- _Work task_
The output should match the data below line for line.
== == ==
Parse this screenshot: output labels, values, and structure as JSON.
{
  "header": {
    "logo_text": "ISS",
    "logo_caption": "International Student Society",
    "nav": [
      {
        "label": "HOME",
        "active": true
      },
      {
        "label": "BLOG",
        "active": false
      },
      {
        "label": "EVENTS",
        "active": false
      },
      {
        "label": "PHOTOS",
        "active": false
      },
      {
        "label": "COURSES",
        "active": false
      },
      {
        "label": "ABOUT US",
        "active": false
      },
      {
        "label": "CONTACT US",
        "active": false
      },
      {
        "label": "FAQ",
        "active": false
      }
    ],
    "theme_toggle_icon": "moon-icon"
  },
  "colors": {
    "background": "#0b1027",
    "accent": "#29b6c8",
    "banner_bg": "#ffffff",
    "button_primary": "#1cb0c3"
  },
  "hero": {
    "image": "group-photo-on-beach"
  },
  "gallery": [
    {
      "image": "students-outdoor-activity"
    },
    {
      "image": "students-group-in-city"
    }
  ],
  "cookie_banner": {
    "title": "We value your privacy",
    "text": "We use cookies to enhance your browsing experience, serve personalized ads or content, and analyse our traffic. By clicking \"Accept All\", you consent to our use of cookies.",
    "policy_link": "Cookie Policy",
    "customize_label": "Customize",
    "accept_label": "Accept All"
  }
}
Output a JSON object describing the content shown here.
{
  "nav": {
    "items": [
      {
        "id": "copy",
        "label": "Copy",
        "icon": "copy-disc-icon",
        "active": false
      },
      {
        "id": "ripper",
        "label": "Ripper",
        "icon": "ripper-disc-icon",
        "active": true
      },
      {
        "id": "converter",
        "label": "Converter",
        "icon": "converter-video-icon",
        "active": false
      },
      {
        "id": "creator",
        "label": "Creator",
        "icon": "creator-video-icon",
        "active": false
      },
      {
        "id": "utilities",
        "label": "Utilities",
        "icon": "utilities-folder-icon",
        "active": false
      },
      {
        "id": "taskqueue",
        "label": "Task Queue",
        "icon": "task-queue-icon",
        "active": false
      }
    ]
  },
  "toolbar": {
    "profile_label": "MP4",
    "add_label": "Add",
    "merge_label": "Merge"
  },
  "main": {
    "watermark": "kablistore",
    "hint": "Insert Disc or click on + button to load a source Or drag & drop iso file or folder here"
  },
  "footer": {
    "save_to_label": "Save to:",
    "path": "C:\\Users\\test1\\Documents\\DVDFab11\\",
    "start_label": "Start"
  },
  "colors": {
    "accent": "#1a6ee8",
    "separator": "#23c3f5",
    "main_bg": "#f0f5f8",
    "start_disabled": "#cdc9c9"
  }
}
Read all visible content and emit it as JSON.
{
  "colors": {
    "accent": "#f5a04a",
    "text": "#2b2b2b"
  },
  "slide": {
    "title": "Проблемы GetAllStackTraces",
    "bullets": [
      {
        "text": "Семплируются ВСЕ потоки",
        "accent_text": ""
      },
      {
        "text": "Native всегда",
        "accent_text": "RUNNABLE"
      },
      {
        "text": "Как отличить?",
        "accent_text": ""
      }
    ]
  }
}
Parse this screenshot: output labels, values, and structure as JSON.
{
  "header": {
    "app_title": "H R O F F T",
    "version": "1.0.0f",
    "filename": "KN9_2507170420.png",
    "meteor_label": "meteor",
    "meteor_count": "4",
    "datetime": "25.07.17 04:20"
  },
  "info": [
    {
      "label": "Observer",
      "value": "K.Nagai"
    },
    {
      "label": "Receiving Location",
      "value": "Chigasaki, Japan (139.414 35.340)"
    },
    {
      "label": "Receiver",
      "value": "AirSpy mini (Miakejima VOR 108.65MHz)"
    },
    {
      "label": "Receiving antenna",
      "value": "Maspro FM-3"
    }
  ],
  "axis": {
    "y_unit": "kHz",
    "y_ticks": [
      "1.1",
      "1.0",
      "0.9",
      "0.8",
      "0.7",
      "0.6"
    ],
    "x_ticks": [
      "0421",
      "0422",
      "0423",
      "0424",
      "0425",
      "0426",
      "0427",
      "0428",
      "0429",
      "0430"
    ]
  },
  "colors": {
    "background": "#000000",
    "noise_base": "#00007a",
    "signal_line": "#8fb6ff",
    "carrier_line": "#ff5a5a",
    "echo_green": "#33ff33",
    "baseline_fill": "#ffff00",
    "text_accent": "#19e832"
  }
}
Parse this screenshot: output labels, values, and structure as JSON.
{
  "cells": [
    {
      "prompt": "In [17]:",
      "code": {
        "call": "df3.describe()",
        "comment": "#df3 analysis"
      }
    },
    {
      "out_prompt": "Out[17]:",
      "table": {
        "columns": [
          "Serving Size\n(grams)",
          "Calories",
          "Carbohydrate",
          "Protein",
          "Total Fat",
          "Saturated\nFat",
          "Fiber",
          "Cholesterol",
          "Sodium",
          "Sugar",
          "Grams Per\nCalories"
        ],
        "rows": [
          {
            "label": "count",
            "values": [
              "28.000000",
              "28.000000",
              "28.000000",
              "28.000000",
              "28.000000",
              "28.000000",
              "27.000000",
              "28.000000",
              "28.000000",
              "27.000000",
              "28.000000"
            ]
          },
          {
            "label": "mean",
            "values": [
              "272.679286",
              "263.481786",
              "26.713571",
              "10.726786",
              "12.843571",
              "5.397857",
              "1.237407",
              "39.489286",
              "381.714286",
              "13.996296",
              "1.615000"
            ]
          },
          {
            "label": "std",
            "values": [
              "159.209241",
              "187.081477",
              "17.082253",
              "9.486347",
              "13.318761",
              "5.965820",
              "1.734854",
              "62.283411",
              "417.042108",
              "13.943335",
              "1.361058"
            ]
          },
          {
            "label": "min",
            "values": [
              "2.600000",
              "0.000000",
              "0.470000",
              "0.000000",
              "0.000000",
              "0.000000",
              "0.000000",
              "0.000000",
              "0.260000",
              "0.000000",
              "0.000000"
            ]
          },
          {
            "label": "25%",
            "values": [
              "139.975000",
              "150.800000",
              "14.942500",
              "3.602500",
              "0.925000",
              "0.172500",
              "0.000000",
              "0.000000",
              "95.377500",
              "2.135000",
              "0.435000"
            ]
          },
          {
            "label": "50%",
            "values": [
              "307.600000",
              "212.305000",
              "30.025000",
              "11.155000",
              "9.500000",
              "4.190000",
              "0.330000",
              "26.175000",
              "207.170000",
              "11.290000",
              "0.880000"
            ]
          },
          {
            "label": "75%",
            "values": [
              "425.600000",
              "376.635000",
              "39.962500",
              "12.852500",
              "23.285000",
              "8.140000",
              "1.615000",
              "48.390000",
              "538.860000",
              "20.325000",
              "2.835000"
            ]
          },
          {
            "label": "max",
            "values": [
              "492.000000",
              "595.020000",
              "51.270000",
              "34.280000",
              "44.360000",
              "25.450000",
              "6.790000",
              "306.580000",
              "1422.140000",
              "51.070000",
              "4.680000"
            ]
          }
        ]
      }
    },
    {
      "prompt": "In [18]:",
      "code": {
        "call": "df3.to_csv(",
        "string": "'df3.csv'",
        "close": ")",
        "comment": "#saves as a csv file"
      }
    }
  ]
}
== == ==
- _Exercise response_
Parse this screenshot: output labels, values, and structure as JSON.
{
  "header": {
    "logo_text": "ISS",
    "logo_caption": "International Student Society",
    "nav": [
      {
        "label": "HOME",
        "active": true
      },
      {
        "label": "BLOG",
        "active": false
      },
      {
        "label": "EVENTS",
        "active": false
      },
      {
        "label": "PHOTOS",
        "active": false
      },
      {
        "label": "COURSES",
        "active": false
      },
      {
        "label": "ABOUT US",
        "active": false
      },
      {
        "label": "CONTACT US",
        "active": false
      },
      {
        "label": "FAQ",
        "active": false
      }
    ],
    "theme_toggle_icon": "moon-icon"
  },
  "colors": {
    "background": "#0b1027",
    "accent": "#29b6c8",
    "banner_bg": "#ffffff",
    "button_primary": "#1cb0c3"
  },
  "hero": {
    "image": "group-photo-on-beach"
  },
  "gallery": [
    {
      "image": "students-outdoor-activity"
    },
    {
      "image": "students-group-in-city"
    }
  ],
  "cookie_banner": {
    "title": "We value your privacy",
    "text": "We use cookies to enhance your browsing experience, serve personalized ads or content, and analyse our traffic. By clicking \"Accept All\", you consent to our use of cookies.",
    "policy_link": "Cookie Policy",
    "customize_label": "Customize",
    "accept_label": "Accept All"
  }
}
Output a JSON object describing the content shown here.
{
  "nav": {
    "items": [
      {
        "id": "copy",
        "label": "Copy",
        "icon": "copy-disc-icon",
        "active": false
      },
      {
        "id": "ripper",
        "label": "Ripper",
        "icon": "ripper-disc-icon",
        "active": true
      },
      {
        "id": "converter",
        "label": "Converter",
        "icon": "converter-video-icon",
        "active": false
      },
      {
        "id": "creator",
        "label": "Creator",
        "icon": "creator-video-icon",
        "active": false
      },
      {
        "id": "utilities",
        "label": "Utilities",
        "icon": "utilities-folder-icon",
        "active": false
      },
      {
        "id": "taskqueue",
        "label": "Task Queue",
        "icon": "task-queue-icon",
        "active": false
      }
    ]
  },
  "toolbar": {
    "profile_label": "MP4",
    "add_label": "Add",
    "merge_label": "Merge"
  },
  "main": {
    "watermark": "kablistore",
    "hint": "Insert Disc or click on + button to load a source Or drag & drop iso file or folder here"
  },
  "footer": {
    "save_to_label": "Save to:",
    "path": "C:\\Users\\test1\\Documents\\DVDFab11\\",
    "start_label": "Start"
  },
  "colors": {
    "accent": "#1a6ee8",
    "separator": "#23c3f5",
    "main_bg": "#f0f5f8",
    "start_disabled": "#cdc9c9"
  }
}
Read all visible content and emit it as JSON.
{
  "colors": {
    "accent": "#f5a04a",
    "text": "#2b2b2b"
  },
  "slide": {
    "title": "Проблемы GetAllStackTraces",
    "bullets": [
      {
        "text": "Семплируются ВСЕ потоки",
        "accent_text": ""
      },
      {
        "text": "Native всегда",
        "accent_text": "RUNNABLE"
      },
      {
        "text": "Как отличить?",
        "accent_text": ""
      }
    ]
  }
}
Parse this screenshot: output labels, values, and structure as JSON.
{
  "header": {
    "app_title": "H R O F F T",
    "version": "1.0.0f",
    "filename": "KN9_2507170420.png",
    "meteor_label": "meteor",
    "meteor_count": "4",
    "datetime": "25.07.17 04:20"
  },
  "info": [
    {
      "label": "Observer",
      "value": "K.Nagai"
    },
    {
      "label": "Receiving Location",
      "value": "Chigasaki, Japan (139.414 35.340)"
    },
    {
      "label": "Receiver",
      "value": "AirSpy mini (Miakejima VOR 108.65MHz)"
    },
    {
      "label": "Receiving antenna",
      "value": "Maspro FM-3"
    }
  ],
  "axis": {
    "y_unit": "kHz",
    "y_ticks": [
      "1.1",
      "1.0",
      "0.9",
      "0.8",
      "0.7",
      "0.6"
    ],
    "x_ticks": [
      "0421",
      "0422",
      "0423",
      "0424",
      "0425",
      "0426",
      "0427",
      "0428",
      "0429",
      "0430"
    ]
  },
  "colors": {
    "background": "#000000",
    "noise_base": "#00007a",
    "signal_line": "#8fb6ff",
    "carrier_line": "#ff5a5a",
    "echo_green": "#33ff33",
    "baseline_fill": "#ffff00",
    "text_accent": "#19e832"
  }
}
Parse this screenshot: output labels, values, and structure as JSON.
{
  "cells": [
    {
      "prompt": "In [17]:",
      "code": {
        "call": "df3.describe()",
        "comment": "#df3 analysis"
      }
    },
    {
      "out_prompt": "Out[17]:",
      "table": {
        "columns": [
          "Serving Size\n(grams)",
          "Calories",
          "Carbohydrate",
          "Protein",
          "Total Fat",
          "Saturated\nFat",
          "Fiber",
          "Cholesterol",
          "Sodium",
          "Sugar",
          "Grams Per\nCalories"
        ],
        "rows": [
          {
            "label": "count",
            "values": [
              "28.000000",
              "28.000000",
              "28.000000",
              "28.000000",
              "28.000000",
              "28.000000",
              "27.000000",
              "28.000000",
              "28.000000",
              "27.000000",
              "28.000000"
            ]
          },
          {
            "label": "mean",
            "values": [
              "272.679286",
              "263.481786",
              "26.713571",
              "10.726786",
              "12.843571",
              "5.397857",
              "1.237407",
              "39.489286",
              "381.714286",
              "13.996296",
              "1.615000"
            ]
          },
          {
            "label": "std",
            "values": [
              "159.209241",
              "187.081477",
              "17.082253",
              "9.486347",
              "13.318761",
              "5.965820",
              "1.734854",
              "62.283411",
              "417.042108",
              "13.943335",
              "1.361058"
            ]
          },
          {
            "label": "min",
            "values": [
              "2.600000",
              "0.000000",
              "0.470000",
              "0.000000",
              "0.000000",
              "0.000000",
              "0.000000",
              "0.000000",
              "0.260000",
              "0.000000",
              "0.000000"
            ]
          },
          {
            "label": "25%",
            "values": [
              "139.975000",
              "150.800000",
              "14.942500",
              "3.602500",
              "0.925000",
              "0.172500",
              "0.000000",
              "0.000000",
              "95.377500",
              "2.135000",
              "0.435000"
            ]
          },
          {
            "label": "50%",
            "values": [
              "307.600000",
              "212.305000",
              "30.025000",
              "11.155000",
              "9.500000",
              "4.190000",
              "0.330000",
              "26.175000",
              "207.170000",
              "11.290000",
              "0.880000"
            ]
          },
          {
            "label": "75%",
            "values": [
              "425.600000",
              "376.635000",
              "39.962500",
              "12.852500",
              "23.285000",
              "8.140000",
              "1.615000",
              "48.390000",
              "538.860000",
              "20.325000",
              "2.835000"
            ]
          },
          {
            "label": "max",
            "values": [
              "492.000000",
              "595.020000",
              "51.270000",
              "34.280000",
              "44.360000",
              "25.450000",
              "6.790000",
              "306.580000",
              "1422.140000",
              "51.070000",
              "4.680000"
            ]
          }
        ]
      }
    },
    {
      "prompt": "In [18]:",
      "code": {
        "call": "df3.to_csv(",
        "string": "'df3.csv'",
        "close": ")",
        "comment": "#saves as a csv file"
      }
    }
  ]
}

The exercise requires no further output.